Affordable Housing: 2006
March 6, 2006, 4:35 PM
Filed under: CRA Districts, Development, Neighborhoods

March 6, 2006

Last month, Neal Herst, Hollywood’s Director of Housing and Community Redevelopment, held a workshop on affordable housing for our city commission.  Also included were members of Hollywood’s Community Development Advisory Board and the Hollywood Housing Authority.

This was Affordable Housing 101 for our elected officials who on the whole did not seem well informed.  Mr. Herst made it clear that the term “affordable housing” does not refer to housing for poor people.  It is housing that our workforce can afford:  our teachers, nurses, librarians, and so forth.  The mayor lamented at length, not once but twice, that cities like Weston and Parklands have double and triple the median income of Hollywood and therefore the burden of creating affordable housing falls heavily on Hollywood while the wealthy cities get off virtually scot-free.

Mr. Herst maintained a positive can-do tone throughout.  He gave an excellent presentation that began with a definition of “affordable housing” (below), followed up with statistics to document the tremendous need for this type of housing in Hollywood.  He then presented eight possible strategies for solving the problem.

Affordable Housing

Housing is considered affordable when the monthly cost of rent plus utilities (or a mortgage plus taxes and insurance) is less than 30% of the household’s monthly gross income. This definition applies to households whose income falls below 120% of the area’s average median income. For a family of four, 120% of the median income is $72,000.  A household earning this amount could afford a $200,000 mortgage at current interest rates.

He noted that 59% of Hollywood’s tenants and 39% of Hollywood’s homeowners are paying more for housing that they can afford (cost burdened households).  These figures track almost exactly the numbers for Broward County as a whole (58% of renters, 38% of owners).

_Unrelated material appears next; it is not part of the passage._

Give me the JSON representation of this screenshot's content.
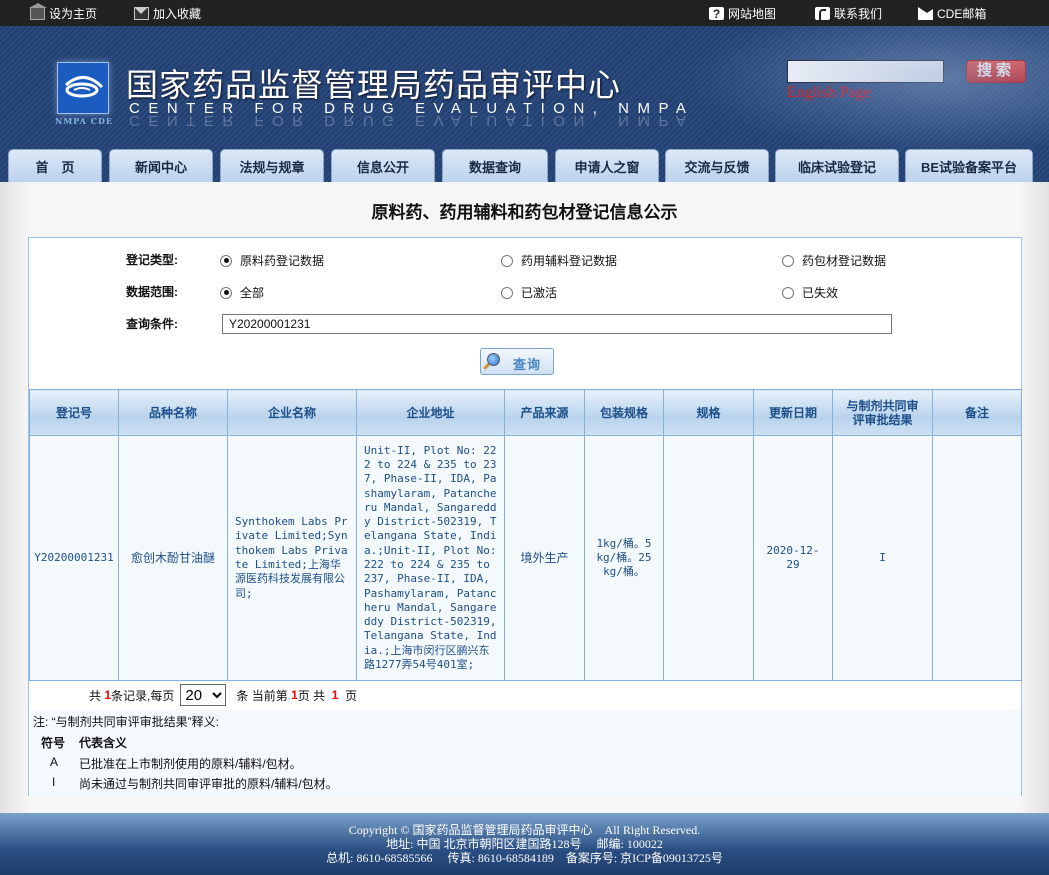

The workshop included data showing that median household income in Broward County has remained almost flat since 1993, while the cost of housing has risen sharply.

The range of possible solutions to our housing crisis presented by Mr. Herst include the following;

  • Incentivize new housing units
  • Land banking (community land trust)
  • Streamline the development process
  • Change development regulations
  • Maintain existing units
  • Develop new funding sources
  • Create a dedicated local funding source
  • Require inclusionary zoning

To date, with one exception that we know of, the city has incentivized market-rate but not affordable housing units. Its one venture into incentivizing affordable housing lies on Adams Street and the carrot being offered there is free land. Two developers are in the running to build this project (Gary Posner with Victory Housing or MG3 teamed up with Cynthia Berman Miller) but to the best of our knowledge, the selection process has not yet run its course.  Posner proposed initially to create 60 affordable townhouses, while MG3 offered a mix of affordable and market-rate townhouses on the site.

As for land banking, the city is in the process of bringing a community land trust into being through Henry Graham of LES, Inc. Mr. Graham’s organization is the sole organization in Hollywood that qualifies for certain federal funds as it is a recognized community housing development organization (CHODO). In addition, it has traditionally received economic development funding from the city’s share of CDBG funds.  As a result LES receives from the city some $200,000 or more annually.  Exactly how LES spends these funds was not discussed at the workshop, but it would be interesting to know. As the home of a land trust, LES will qualify for additional funding, though eventually the land trust should be self-sustaining.  The details of this project are yet to be finalized.

Streamlining the development process and changing development regulations to make it easier to build affordable housing could involve allowing greater density for affordable housing, granny flats, smaller lots, reduced or waived permit fees, for example.  These strategies were raised but not discussed in any detail at the workshop.

Maintenance of existing units was recognized as a problem.  For example, the affordable housing on Adams Street is to be built on land that formerly held deteriorated affordable housing, so there is little net increase in the number of units, though the quality will improve.  As the city is gentrified, affordable housing is lost to higher-cost dwellings. City commissioners seemed to understand the need to pay attention to maintaining and improving existing affordable units.

Mr. Herst presented the idea of creating an affordable housing trust as a dedicated source of funding to assist affordable housing projects.  Also so-called inclusionary zoning was discussed:  a market rate project that is required to include a percentage of affordable units.  They mayor was opposed to this approach because she felt those in the affordable units would not be able to keep up with the monthly maintenance fees as they increased over time.  She told of a senior citizen who lost his home under these circumstances.

With information presented at this workshop on the severe shortage of affordable housing in Hollywood, plus a range of strategies for mitigating the problem, the City Commission must now make some decisions about how to proceed.  If you have any ideas, you should let the City Commission know.

Comments Off on Affordable Housing: 2006

Comments are closed.